[Component data from apps and pages]
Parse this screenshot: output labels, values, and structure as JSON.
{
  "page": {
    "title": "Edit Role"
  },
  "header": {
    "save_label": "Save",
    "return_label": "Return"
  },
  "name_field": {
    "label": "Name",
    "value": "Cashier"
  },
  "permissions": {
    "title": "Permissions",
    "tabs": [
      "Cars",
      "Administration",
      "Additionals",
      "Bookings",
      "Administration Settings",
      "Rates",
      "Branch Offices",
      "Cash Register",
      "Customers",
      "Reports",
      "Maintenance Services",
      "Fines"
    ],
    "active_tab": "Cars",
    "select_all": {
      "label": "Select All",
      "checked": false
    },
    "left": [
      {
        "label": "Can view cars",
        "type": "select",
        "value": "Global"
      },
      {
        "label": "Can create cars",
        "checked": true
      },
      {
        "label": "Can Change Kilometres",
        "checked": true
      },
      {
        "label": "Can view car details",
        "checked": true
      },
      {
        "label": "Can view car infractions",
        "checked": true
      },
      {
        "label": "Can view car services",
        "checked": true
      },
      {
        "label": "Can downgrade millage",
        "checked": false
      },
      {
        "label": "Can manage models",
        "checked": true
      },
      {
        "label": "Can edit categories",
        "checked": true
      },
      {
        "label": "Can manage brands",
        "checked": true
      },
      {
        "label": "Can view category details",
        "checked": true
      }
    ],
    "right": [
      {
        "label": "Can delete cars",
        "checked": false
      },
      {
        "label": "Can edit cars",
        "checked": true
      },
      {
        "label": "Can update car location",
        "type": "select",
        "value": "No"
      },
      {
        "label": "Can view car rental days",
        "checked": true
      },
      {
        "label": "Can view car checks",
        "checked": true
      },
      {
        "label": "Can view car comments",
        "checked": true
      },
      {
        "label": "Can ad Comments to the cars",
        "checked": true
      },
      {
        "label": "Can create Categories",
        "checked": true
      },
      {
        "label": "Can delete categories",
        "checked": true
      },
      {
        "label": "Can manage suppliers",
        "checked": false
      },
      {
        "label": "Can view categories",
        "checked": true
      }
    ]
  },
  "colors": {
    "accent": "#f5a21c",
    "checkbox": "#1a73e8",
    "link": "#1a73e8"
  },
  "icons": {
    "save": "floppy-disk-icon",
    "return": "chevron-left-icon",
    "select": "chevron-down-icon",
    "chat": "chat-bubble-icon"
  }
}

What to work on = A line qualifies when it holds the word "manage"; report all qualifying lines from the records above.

Exercise output =
        "label": "Can manage models",
        "label": "Can manage brands",
        "label": "Can manage suppliers",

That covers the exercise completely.